High-pressure seal test machine High S peed Rolling Fatigue: The p rototype for what became the TE 82 High Speed Rolling Four Ball Machine was designed for Doug Scott at the National Engineering Laboratory at East Kilbride. The original unit was designed to run at 30,000 rpm with an axial load of 3 kN. Following earlier experiences with pressurised test rigs, t his high-speed unit was designed with half inch armour.

Original 30,000 rpm high speed rolling four ball machine

Argume nts About Reciprocating Rigs: The formation of Cameron-Plint Tribology Ltd in 1982 brought together two rather strong personalities. Everyone will remember Alastair C ameron with a combination of affection and awe he tended not to suffer fools! My father, on the other hand, will be remembered by some if his employ ees by one defining statement: I may have faults, but being wrong is not one of them ! My role as the founding general manager and then managing director of CameronPlint Tribology was frequently that of p eacekeeper. The arguments between Cameron and Plint Senior were evident during the design of the original reciprocating rig, my father arguing for a mechanical drive and Alastair arguing in favour of the electromagnetic solution used at Imperial College.

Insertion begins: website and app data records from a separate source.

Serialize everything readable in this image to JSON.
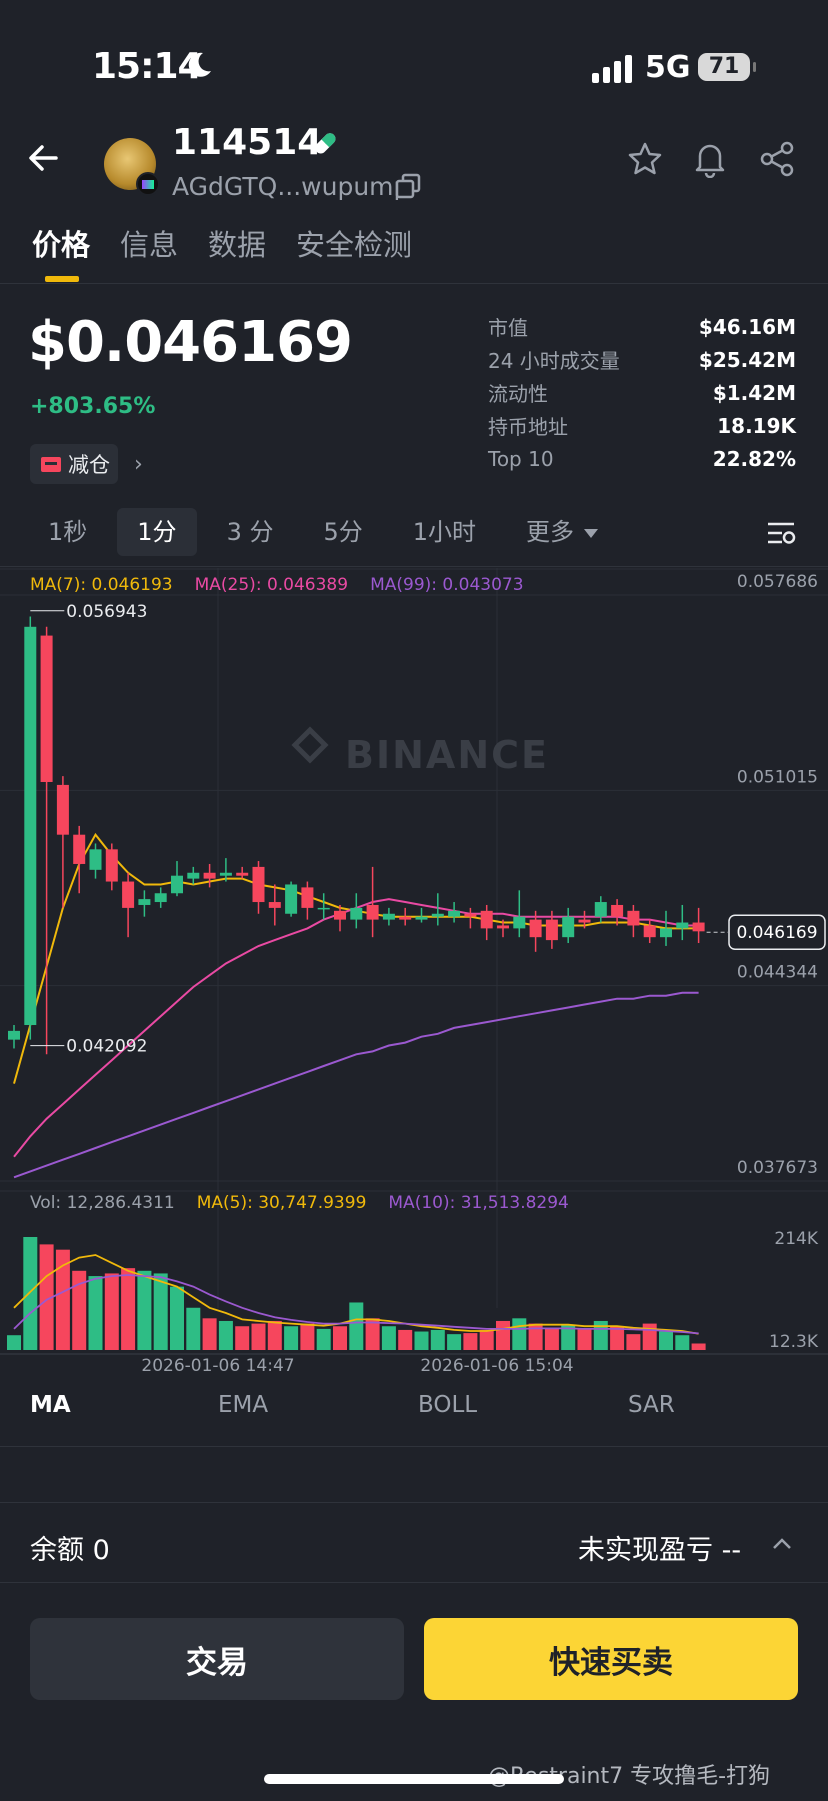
{
  "status_bar": {
    "time": "15:14",
    "network": "5G",
    "battery": "71"
  },
  "header": {
    "token_name": "114514",
    "token_address": "AGdGTQ...wupump"
  },
  "tabs": [
    "价格",
    "信息",
    "数据",
    "安全检测"
  ],
  "price": {
    "value": "$0.046169",
    "change": "+803.65%",
    "reduce_label": "减仓"
  },
  "stats": [
    {
      "label": "市值",
      "value": "$46.16M"
    },
    {
      "label": "24 小时成交量",
      "value": "$25.42M"
    },
    {
      "label": "流动性",
      "value": "$1.42M"
    },
    {
      "label": "持币地址",
      "value": "18.19K"
    },
    {
      "label": "Top 10",
      "value": "22.82%"
    }
  ],
  "intervals": [
    "1秒",
    "1分",
    "3 分",
    "5分",
    "1小时",
    "更多"
  ],
  "active_interval": "1分",
  "chart_legend": {
    "ma7": "MA(7): 0.046193",
    "ma25": "MA(25): 0.046389",
    "ma99": "MA(99): 0.043073",
    "vol": "Vol: 12,286.4311",
    "vol_ma5": "MA(5): 30,747.9399",
    "vol_ma10": "MA(10): 31,513.8294"
  },
  "chart_data": {
    "type": "candlestick",
    "y_ticks": [
      "0.057686",
      "0.051015",
      "0.044344",
      "0.037673"
    ],
    "ylim": [
      0.037673,
      0.057686
    ],
    "high_label": "0.056943",
    "low_label": "0.042092",
    "current_price_label": "0.046169",
    "x_ticks": [
      "2026-01-06 14:47",
      "2026-01-06 15:04"
    ],
    "watermark": "BINANCE",
    "candles": [
      [
        0.0425,
        0.0428,
        0.0422,
        0.043
      ],
      [
        0.043,
        0.0566,
        0.0425,
        0.05695
      ],
      [
        0.0563,
        0.0513,
        0.042,
        0.0566
      ],
      [
        0.0512,
        0.0495,
        0.047,
        0.0515
      ],
      [
        0.0495,
        0.0485,
        0.0475,
        0.0498
      ],
      [
        0.0483,
        0.049,
        0.048,
        0.0492
      ],
      [
        0.049,
        0.0479,
        0.0476,
        0.0492
      ],
      [
        0.0479,
        0.047,
        0.046,
        0.0482
      ],
      [
        0.0471,
        0.0473,
        0.0467,
        0.0476
      ],
      [
        0.0472,
        0.0475,
        0.047,
        0.0477
      ],
      [
        0.0475,
        0.0481,
        0.0474,
        0.0486
      ],
      [
        0.048,
        0.0482,
        0.0478,
        0.0484
      ],
      [
        0.0482,
        0.048,
        0.0477,
        0.0485
      ],
      [
        0.0481,
        0.0482,
        0.0479,
        0.0487
      ],
      [
        0.0482,
        0.0481,
        0.048,
        0.0484
      ],
      [
        0.0484,
        0.0472,
        0.0468,
        0.0486
      ],
      [
        0.0472,
        0.047,
        0.0464,
        0.0478
      ],
      [
        0.0468,
        0.0478,
        0.0467,
        0.0479
      ],
      [
        0.0477,
        0.047,
        0.0466,
        0.0479
      ],
      [
        0.047,
        0.047,
        0.0466,
        0.0475
      ],
      [
        0.0469,
        0.0466,
        0.0462,
        0.0471
      ],
      [
        0.0466,
        0.047,
        0.0463,
        0.0475
      ],
      [
        0.0471,
        0.0466,
        0.046,
        0.0484
      ],
      [
        0.0466,
        0.0468,
        0.0464,
        0.047
      ],
      [
        0.0467,
        0.0466,
        0.0464,
        0.047
      ],
      [
        0.0466,
        0.0467,
        0.0465,
        0.047
      ],
      [
        0.0467,
        0.0468,
        0.0464,
        0.0475
      ],
      [
        0.0467,
        0.0469,
        0.0465,
        0.0472
      ],
      [
        0.0468,
        0.0467,
        0.0463,
        0.047
      ],
      [
        0.0469,
        0.0463,
        0.0459,
        0.0471
      ],
      [
        0.0464,
        0.0463,
        0.046,
        0.0466
      ],
      [
        0.0463,
        0.0467,
        0.046,
        0.0476
      ],
      [
        0.0466,
        0.046,
        0.0455,
        0.0469
      ],
      [
        0.0466,
        0.0459,
        0.0456,
        0.0469
      ],
      [
        0.046,
        0.0467,
        0.0458,
        0.047
      ],
      [
        0.0466,
        0.0465,
        0.0463,
        0.0469
      ],
      [
        0.0467,
        0.0472,
        0.0465,
        0.0474
      ],
      [
        0.0471,
        0.0467,
        0.0464,
        0.0473
      ],
      [
        0.0469,
        0.0464,
        0.046,
        0.0471
      ],
      [
        0.0464,
        0.046,
        0.0458,
        0.0466
      ],
      [
        0.046,
        0.0463,
        0.0457,
        0.0469
      ],
      [
        0.0463,
        0.0465,
        0.0459,
        0.0471
      ],
      [
        0.0465,
        0.0462,
        0.0458,
        0.047
      ]
    ],
    "ma_series": [
      {
        "name": "MA(7)",
        "color": "#f0b90b",
        "values": [
          0.041,
          0.043,
          0.045,
          0.047,
          0.0485,
          0.0495,
          0.0488,
          0.0482,
          0.0478,
          0.0478,
          0.0479,
          0.0478,
          0.0479,
          0.048,
          0.048,
          0.0478,
          0.0477,
          0.0476,
          0.0474,
          0.0472,
          0.047,
          0.0469,
          0.0468,
          0.0467,
          0.0467,
          0.0467,
          0.0467,
          0.0467,
          0.0467,
          0.0466,
          0.0465,
          0.0465,
          0.0464,
          0.0464,
          0.0464,
          0.0464,
          0.0465,
          0.0465,
          0.0465,
          0.0464,
          0.0463,
          0.0463,
          0.0463
        ]
      },
      {
        "name": "MA(25)",
        "color": "#e94aa3",
        "values": [
          0.0385,
          0.0392,
          0.0398,
          0.0403,
          0.0408,
          0.0413,
          0.0418,
          0.0423,
          0.0428,
          0.0433,
          0.0438,
          0.0443,
          0.0447,
          0.0451,
          0.0454,
          0.0457,
          0.0459,
          0.0461,
          0.0463,
          0.0466,
          0.0468,
          0.047,
          0.0472,
          0.0473,
          0.0472,
          0.0471,
          0.047,
          0.0469,
          0.0468,
          0.0468,
          0.0468,
          0.0467,
          0.0467,
          0.0467,
          0.0467,
          0.0467,
          0.0467,
          0.0467,
          0.0466,
          0.0466,
          0.0465,
          0.0464,
          0.0464
        ]
      },
      {
        "name": "MA(99)",
        "color": "#9b59d0",
        "values": [
          0.0378,
          0.038,
          0.0382,
          0.0384,
          0.0386,
          0.0388,
          0.039,
          0.0392,
          0.0394,
          0.0396,
          0.0398,
          0.04,
          0.0402,
          0.0404,
          0.0406,
          0.0408,
          0.041,
          0.0412,
          0.0414,
          0.0416,
          0.0418,
          0.042,
          0.0421,
          0.0423,
          0.0424,
          0.0426,
          0.0427,
          0.0429,
          0.043,
          0.0431,
          0.0432,
          0.0433,
          0.0434,
          0.0435,
          0.0436,
          0.0437,
          0.0438,
          0.0439,
          0.0439,
          0.044,
          0.044,
          0.0441,
          0.0441
        ]
      }
    ],
    "volume": {
      "y_ticks": [
        "214K",
        "12.3K"
      ],
      "ymax": 214000,
      "values": [
        28000,
        214000,
        200000,
        190000,
        150000,
        140000,
        145000,
        155000,
        150000,
        145000,
        120000,
        80000,
        60000,
        55000,
        45000,
        50000,
        55000,
        45000,
        50000,
        40000,
        45000,
        90000,
        60000,
        45000,
        38000,
        35000,
        38000,
        30000,
        32000,
        38000,
        55000,
        60000,
        50000,
        42000,
        48000,
        40000,
        55000,
        45000,
        30000,
        50000,
        35000,
        28000,
        12300
      ],
      "ma5": [
        80000,
        110000,
        140000,
        160000,
        175000,
        180000,
        165000,
        150000,
        140000,
        130000,
        120000,
        100000,
        80000,
        70000,
        58000,
        55000,
        52000,
        50000,
        48000,
        46000,
        50000,
        58000,
        58000,
        55000,
        50000,
        45000,
        42000,
        38000,
        36000,
        36000,
        40000,
        45000,
        48000,
        48000,
        48000,
        45000,
        45000,
        45000,
        42000,
        40000,
        38000,
        36000,
        30747
      ],
      "ma10": [
        40000,
        70000,
        95000,
        110000,
        125000,
        135000,
        140000,
        142000,
        140000,
        138000,
        130000,
        120000,
        105000,
        92000,
        80000,
        70000,
        62000,
        57000,
        53000,
        50000,
        50000,
        52000,
        52000,
        51000,
        50000,
        48000,
        46000,
        44000,
        42000,
        40000,
        40000,
        40000,
        41000,
        41000,
        41000,
        40000,
        40000,
        40000,
        39000,
        38000,
        36000,
        34000,
        31513
      ]
    }
  },
  "indicator_tabs": [
    "MA",
    "EMA",
    "BOLL",
    "SAR"
  ],
  "bottom": {
    "balance": "余额 0",
    "pnl": "未实现盈亏 --",
    "trade_label": "交易",
    "quick_label": "快速买卖"
  },
  "watermark_footer": "@Restraint7 专攻撸毛-打狗"
}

An early prototype for the short stroke T E 77 In the end of course, and long after Cameron and Plint had gone their separate ways, we ended up with the T E 77 High Frequency Friction M achine with a mechanical drive, for long strokes and higher loads and the TE 70 Micro Friction M achine with an electromagnetic drive for short strokes and light loads. And of course, much later on we then had to complete the picture by producing our servo hydraulic DN 44 and DN 55 Fretting Test M achines!

George Plint 12 July 2002